Bloating, gas, constipation, diarrhea …
If you experience any or all of these unpleasant symptoms, you may be suffering from IBS (Irritable Bowel Syndrome). To cope, you may plan your life with more care to avoid uncomfortable situations. For example, you may decline an evening out with friends if you’re feeling bloated, or to avoid explosive diarrhea while at work, you may wait to eat until evening. If you’re planning life around your symptoms, it’s time manage them more effectively.
If minimizing symptoms is on your wish list, it’s worth seeing if certain foods could be playing a leading role in your IBS. You may already be avoiding foods you believe to be causing discomfort. However, if your assumptions are based on when you eat and the subsequent onset of symptoms, you may be placing much of the blame on the wrong foods.
Many people (including myself) successfully manage symptoms by following a low FODMAP diet. FODMAP is simply an acronym used to describe different types of carbohydrates that have the potential to cause symptoms. Basically, they’re poorly absorbed, they feed bacteria that live in your colon, and they can draw fluid into your intestines. Needless to say, the amount of FODMAPS in your digestive system can matter.
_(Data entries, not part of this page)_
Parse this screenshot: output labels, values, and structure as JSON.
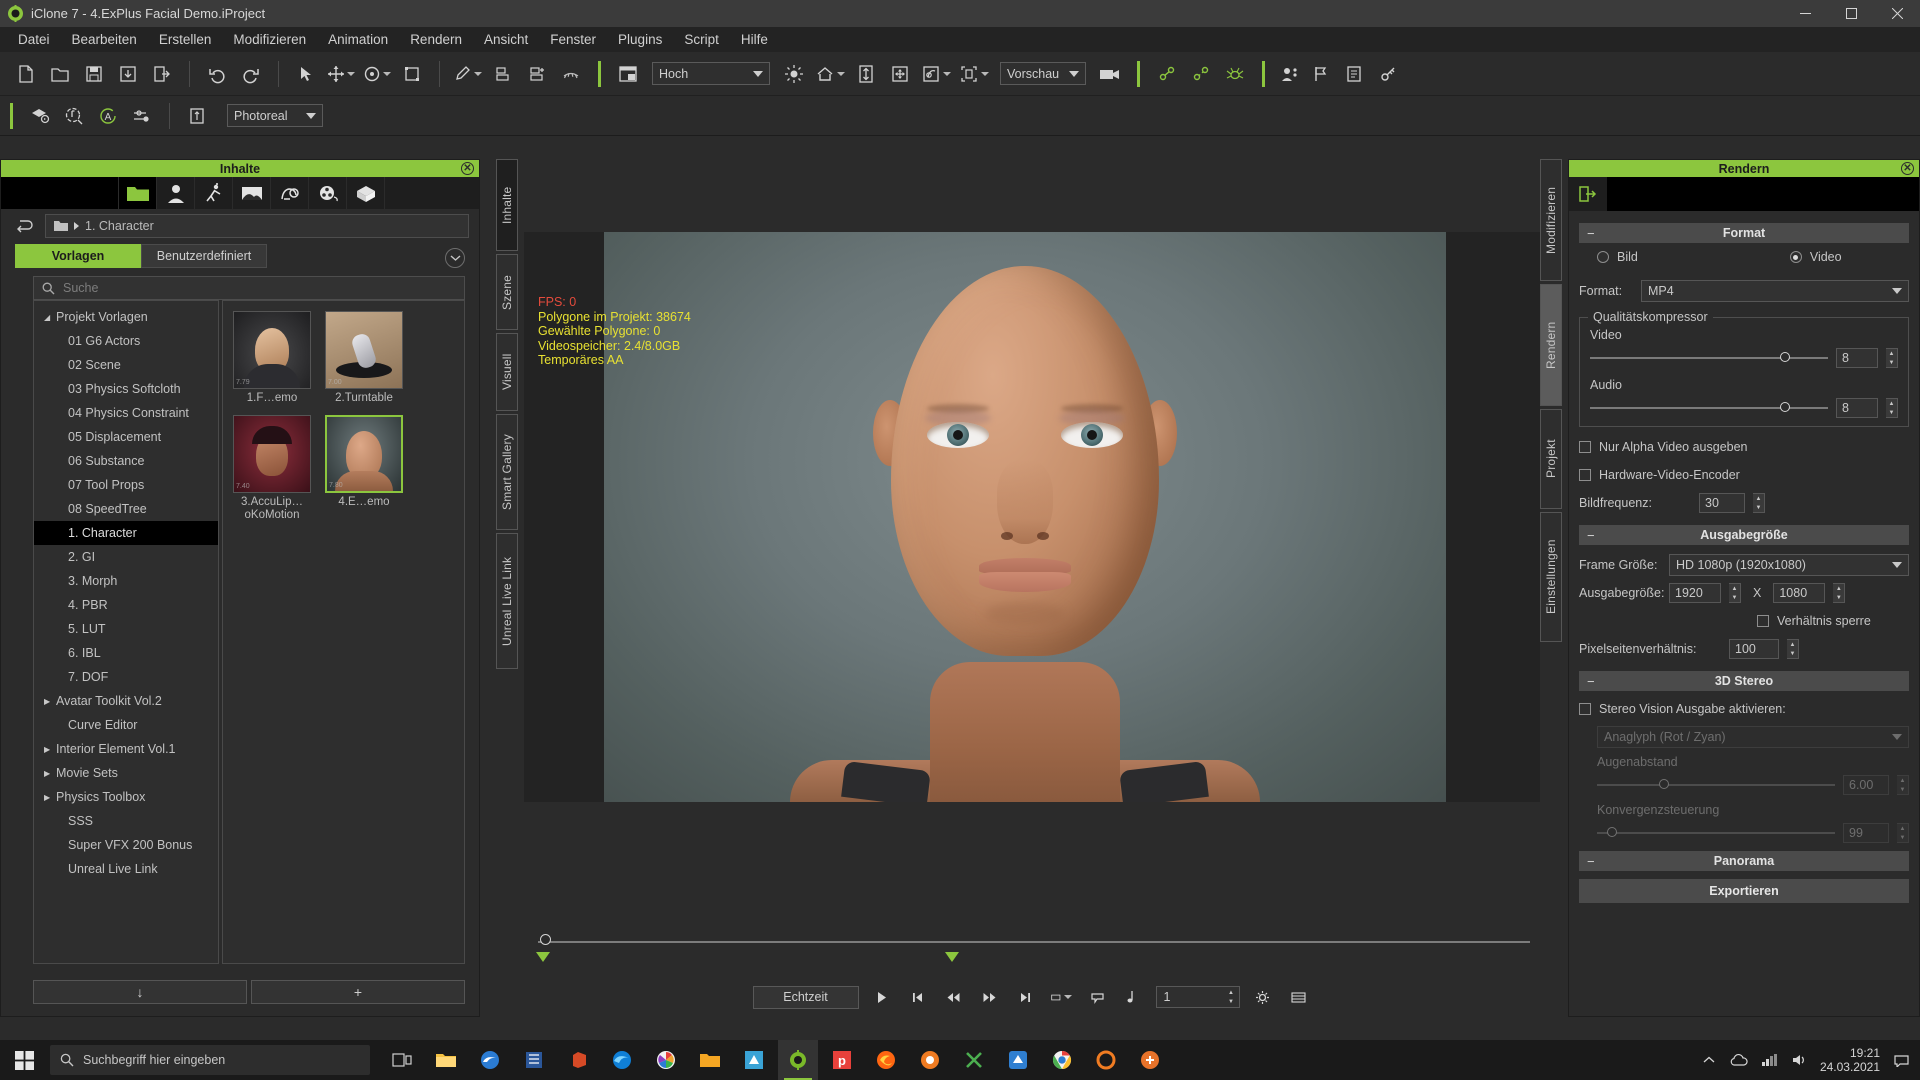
{
  "window": {
    "title": "iClone 7 - 4.ExPlus Facial Demo.iProject",
    "minimize": "—",
    "maximize": "❐",
    "close": "✕"
  },
  "menu": [
    "Datei",
    "Bearbeiten",
    "Erstellen",
    "Modifizieren",
    "Animation",
    "Rendern",
    "Ansicht",
    "Fenster",
    "Plugins",
    "Script",
    "Hilfe"
  ],
  "toolbar1": {
    "quality_select": "Hoch",
    "preview_select": "Vorschau",
    "icons": [
      "new-document-icon",
      "open-folder-icon",
      "save-icon",
      "import-icon",
      "export-icon",
      "undo-icon",
      "redo-icon",
      "select-tool-icon",
      "move-tool-icon",
      "rotate-tool-icon",
      "scale-tool-icon",
      "edit-pencil-icon",
      "align-icon",
      "align-offset-icon",
      "eyelash-icon",
      "layout-icon",
      "light-icon",
      "home-view-icon",
      "vertical-fit-icon",
      "move-view-icon",
      "orbit-icon",
      "frame-selection-icon",
      "camera-icon",
      "link-icon",
      "unlink-icon",
      "spider-icon",
      "persona-icon",
      "flag-icon",
      "note-icon",
      "key-icon"
    ]
  },
  "toolbar2": {
    "render_style_select": "Photoreal",
    "icons": [
      "material-icon",
      "scan-icon",
      "accu-icon",
      "settings-sliders-icon",
      "step-icon"
    ]
  },
  "content_panel": {
    "title": "Inhalte",
    "close_label": "✕",
    "category_tabs": [
      "folder-icon",
      "character-icon",
      "motion-icon",
      "scene-icon",
      "prop-tree-icon",
      "film-reel-icon",
      "package-icon"
    ],
    "breadcrumb": "1. Character",
    "tabs": [
      "Vorlagen",
      "Benutzerdefiniert"
    ],
    "active_tab": "Vorlagen",
    "search_placeholder": "Suche",
    "search_value": "",
    "tree": [
      {
        "label": "Projekt Vorlagen",
        "depth": 0,
        "arrow": "open",
        "selected": false
      },
      {
        "label": "01 G6 Actors",
        "depth": 1,
        "arrow": "",
        "selected": false
      },
      {
        "label": "02 Scene",
        "depth": 1,
        "arrow": "",
        "selected": false
      },
      {
        "label": "03 Physics Softcloth",
        "depth": 1,
        "arrow": "",
        "selected": false
      },
      {
        "label": "04 Physics Constraint",
        "depth": 1,
        "arrow": "",
        "selected": false
      },
      {
        "label": "05 Displacement",
        "depth": 1,
        "arrow": "",
        "selected": false
      },
      {
        "label": "06 Substance",
        "depth": 1,
        "arrow": "",
        "selected": false
      },
      {
        "label": "07 Tool Props",
        "depth": 1,
        "arrow": "",
        "selected": false
      },
      {
        "label": "08 SpeedTree",
        "depth": 1,
        "arrow": "",
        "selected": false
      },
      {
        "label": "1. Character",
        "depth": 1,
        "arrow": "",
        "selected": true
      },
      {
        "label": "2. GI",
        "depth": 1,
        "arrow": "",
        "selected": false
      },
      {
        "label": "3. Morph",
        "depth": 1,
        "arrow": "",
        "selected": false
      },
      {
        "label": "4. PBR",
        "depth": 1,
        "arrow": "",
        "selected": false
      },
      {
        "label": "5. LUT",
        "depth": 1,
        "arrow": "",
        "selected": false
      },
      {
        "label": "6. IBL",
        "depth": 1,
        "arrow": "",
        "selected": false
      },
      {
        "label": "7. DOF",
        "depth": 1,
        "arrow": "",
        "selected": false
      },
      {
        "label": "Avatar Toolkit Vol.2",
        "depth": 0,
        "arrow": "closed",
        "selected": false
      },
      {
        "label": "Curve Editor",
        "depth": 1,
        "arrow": "",
        "selected": false
      },
      {
        "label": "Interior Element Vol.1",
        "depth": 0,
        "arrow": "closed",
        "selected": false
      },
      {
        "label": "Movie Sets",
        "depth": 0,
        "arrow": "closed",
        "selected": false
      },
      {
        "label": "Physics Toolbox",
        "depth": 0,
        "arrow": "closed",
        "selected": false
      },
      {
        "label": "SSS",
        "depth": 1,
        "arrow": "",
        "selected": false
      },
      {
        "label": "Super VFX 200 Bonus",
        "depth": 1,
        "arrow": "",
        "selected": false
      },
      {
        "label": "Unreal Live Link",
        "depth": 1,
        "arrow": "",
        "selected": false
      }
    ],
    "thumbnails": [
      {
        "label": "1.F…emo",
        "badge": "7.79",
        "selected": false,
        "kind": "male-head"
      },
      {
        "label": "2.Turntable",
        "badge": "7.00",
        "selected": false,
        "kind": "turntable"
      },
      {
        "label": "3.AccuLip…oKoMotion",
        "badge": "7.40",
        "selected": false,
        "kind": "red-head"
      },
      {
        "label": "4.E…emo",
        "badge": "7.80",
        "selected": true,
        "kind": "female-head"
      }
    ],
    "bottom_buttons": [
      "↓",
      "+"
    ]
  },
  "dock_left_tabs": [
    "Inhalte",
    "Szene",
    "Visuell",
    "Smart Gallery",
    "Unreal Live Link"
  ],
  "dock_right_tabs": [
    "Modifizieren",
    "Rendern",
    "Projekt",
    "Einstellungen"
  ],
  "dock_right_active": "Rendern",
  "viewport": {
    "hud": {
      "fps": "FPS: 0",
      "polygons_project": "Polygone im Projekt: 38674",
      "polygons_selected": "Gewählte Polygone: 0",
      "video_memory": "Videospeicher: 2.4/8.0GB",
      "temporal_aa": "Temporäres AA"
    }
  },
  "timeline": {
    "realtime_button": "Echtzeit",
    "frame_value": "1",
    "transport_icons": [
      "play-icon",
      "jump-start-icon",
      "step-back-icon",
      "step-forward-icon",
      "jump-end-icon",
      "range-icon",
      "marker-icon",
      "note-icon"
    ],
    "settings_icon": "gear-icon",
    "list_icon": "list-icon"
  },
  "render_panel": {
    "title": "Rendern",
    "close_label": "✕",
    "sections": {
      "format": {
        "header": "Format",
        "image_label": "Bild",
        "video_label": "Video",
        "selected": "Video",
        "format_label": "Format:",
        "format_value": "MP4",
        "quality_group": "Qualitätskompressor",
        "video_label2": "Video",
        "video_value": "8",
        "audio_label": "Audio",
        "audio_value": "8",
        "alpha_only": "Nur Alpha Video ausgeben",
        "hw_encoder": "Hardware-Video-Encoder",
        "framerate_label": "Bildfrequenz:",
        "framerate_value": "30"
      },
      "output_size": {
        "header": "Ausgabegröße",
        "frame_size_label": "Frame Größe:",
        "frame_size_value": "HD 1080p (1920x1080)",
        "output_size_label": "Ausgabegröße:",
        "width": "1920",
        "x": "X",
        "height": "1080",
        "lock_ratio": "Verhältnis sperre",
        "pixel_ratio_label": "Pixelseitenverhältnis:",
        "pixel_ratio_value": "100"
      },
      "stereo": {
        "header": "3D Stereo",
        "enable_label": "Stereo Vision Ausgabe aktivieren:",
        "mode_value": "Anaglyph (Rot / Zyan)",
        "eye_distance_label": "Augenabstand",
        "eye_distance_value": "6.00",
        "convergence_label": "Konvergenzsteuerung",
        "convergence_value": "99"
      },
      "panorama": {
        "header": "Panorama"
      },
      "export_button": "Exportieren"
    }
  },
  "taskbar": {
    "search_placeholder": "Suchbegriff hier eingeben",
    "time": "19:21",
    "date": "24.03.2021",
    "apps": [
      "task-view-icon",
      "file-explorer-icon",
      "edge-icon",
      "excel-like-icon",
      "office-icon",
      "edge-chromium-icon",
      "photos-icon",
      "folder-icon",
      "reallusion-cc-icon",
      "iclone-icon",
      "p-app-icon",
      "firefox-icon",
      "orange-app-icon",
      "x-green-icon",
      "blue-app-icon",
      "chrome-icon",
      "orange-ring-icon",
      "orange-circle-icon"
    ],
    "tray": [
      "chevron-up-icon",
      "onedrive-icon",
      "network-icon",
      "volume-icon"
    ]
  },
  "colors": {
    "accent_green": "#8cc63e",
    "panel_bg": "#2b2b2b",
    "dark_bg": "#232323",
    "hud_red": "#e44b3c",
    "hud_yellow": "#e8e132"
  }
}
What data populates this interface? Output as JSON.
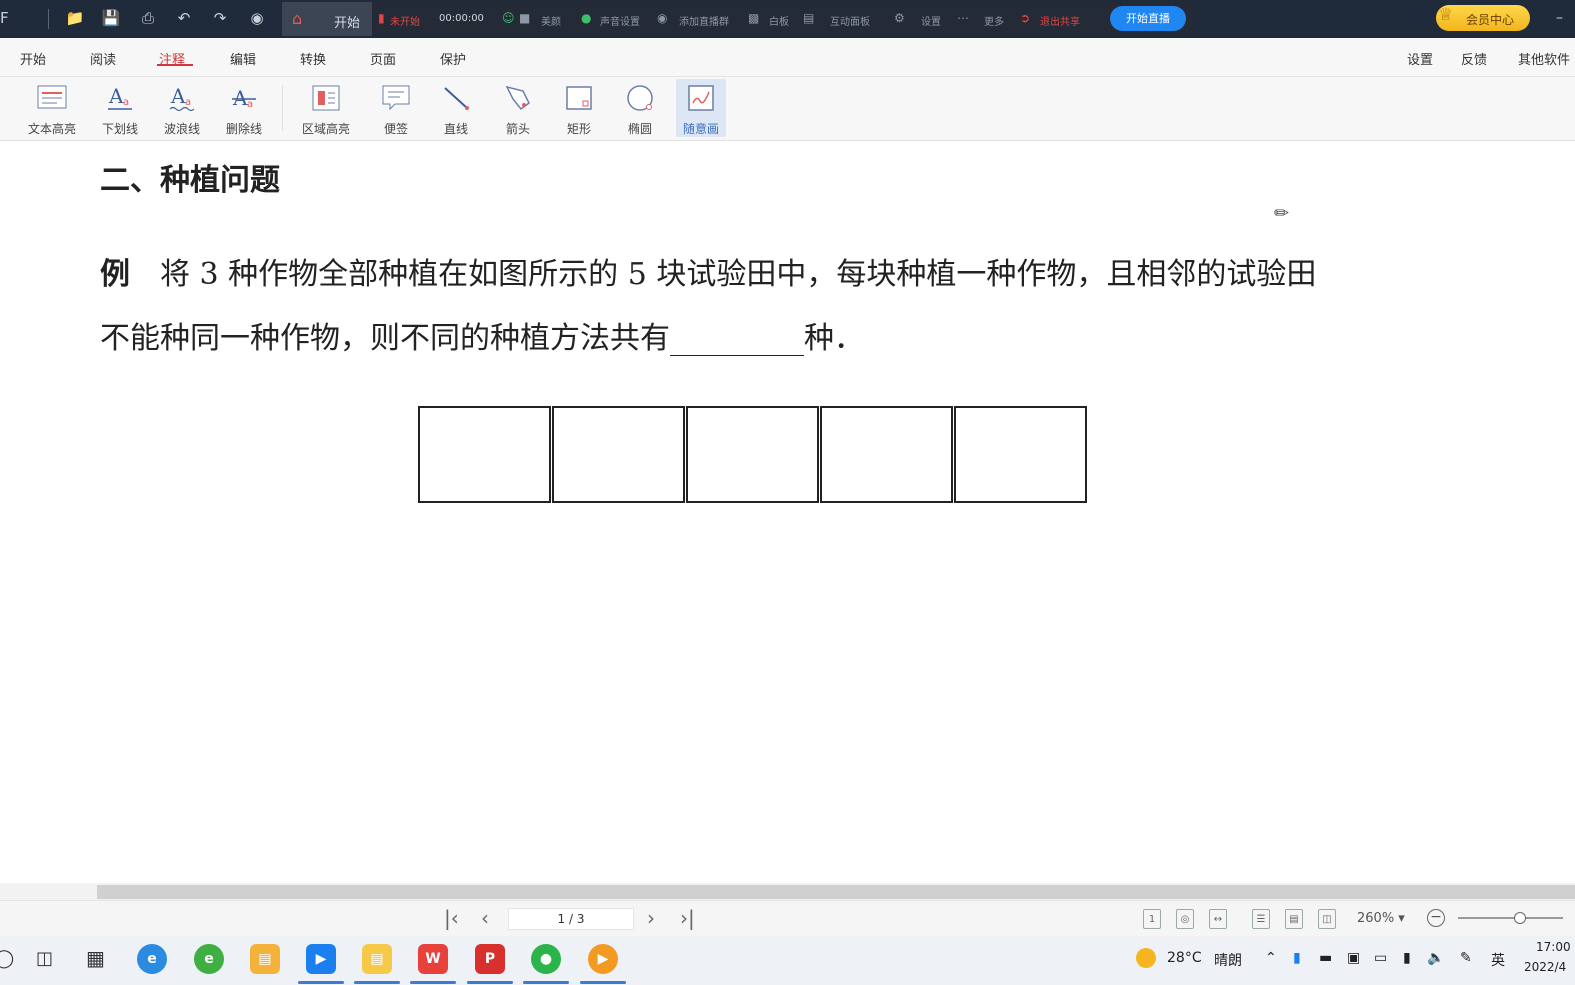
{
  "topbar": {
    "home_tab_label": "开始",
    "live_status": "未开始",
    "live_timer": "00:00:00",
    "beauty": "美颜",
    "audio": "声音设置",
    "add_group": "添加直播群",
    "whiteboard": "白板",
    "interactive": "互动面板",
    "settings": "设置",
    "more": "更多",
    "exit_share": "退出共享",
    "start_live": "开始直播",
    "vip": "会员中心"
  },
  "menubar": {
    "items": [
      "开始",
      "阅读",
      "注释",
      "编辑",
      "转换",
      "页面",
      "保护"
    ],
    "active": "注释",
    "right_items": [
      "设置",
      "反馈",
      "其他软件"
    ]
  },
  "ribbon": {
    "tools": [
      "文本高亮",
      "下划线",
      "波浪线",
      "删除线",
      "区域高亮",
      "便签",
      "直线",
      "箭头",
      "矩形",
      "椭圆",
      "随意画"
    ],
    "selected": "随意画"
  },
  "document": {
    "heading": "二、种植问题",
    "example_label": "例",
    "line1": "将 3 种作物全部种植在如图所示的 5 块试验田中，每块种植一种作物，且相邻的试验田",
    "line2_a": "不能种同一种作物，则不同的种植方法共有",
    "line2_b": "种．",
    "field_count": 5
  },
  "statusbar": {
    "page": "1 / 3",
    "zoom": "260%"
  },
  "taskbar": {
    "weather_temp": "28°C",
    "weather_desc": "晴朗",
    "ime": "英",
    "time": "17:00",
    "date": "2022/4"
  }
}
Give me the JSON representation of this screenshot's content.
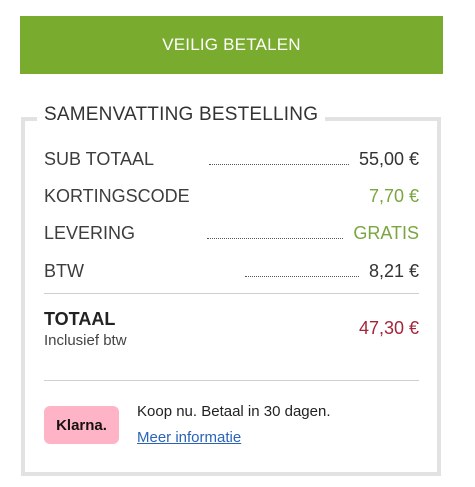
{
  "pay_button": {
    "label": "VEILIG BETALEN"
  },
  "summary": {
    "title": "SAMENVATTING BESTELLING",
    "rows": [
      {
        "label": "SUB TOTAAL",
        "value": "55,00 €"
      },
      {
        "label": "KORTINGSCODE",
        "value": "7,70 €"
      },
      {
        "label": "LEVERING",
        "value": "GRATIS"
      },
      {
        "label": "BTW",
        "value": "8,21 €"
      }
    ],
    "total": {
      "label": "TOTAAL",
      "sublabel": "Inclusief btw",
      "value": "47,30 €"
    }
  },
  "klarna": {
    "logo_text": "Klarna.",
    "text": "Koop nu. Betaal in 30 dagen.",
    "link": "Meer informatie"
  },
  "colors": {
    "button": "#79ab2e",
    "discount": "#7aa640",
    "total": "#a32638",
    "klarna_badge": "#ffb3c7",
    "link": "#2a63b8"
  }
}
Some people who learn about the low FODMAP diet jump right in after finding a list of foods to avoid. However, this approach doesn’t narrow down which FODMAPS are your triggers, possibly limiting your diet unnecessarily. A better approach is to follow an elimination diet that methodically puts all FODMAPs to the symptom trigger test. This process provides the data you need to improve your quality of life.
My goal is for you to eat the widest variety of foods possible while minimizing symptoms.
Not limited to IBS…
Those with other digestive disorders, such as ulcerative colitis and Crohn’s disease may also find symptom relief by following a low FODMAP diet. I’m happy to discuss this with you.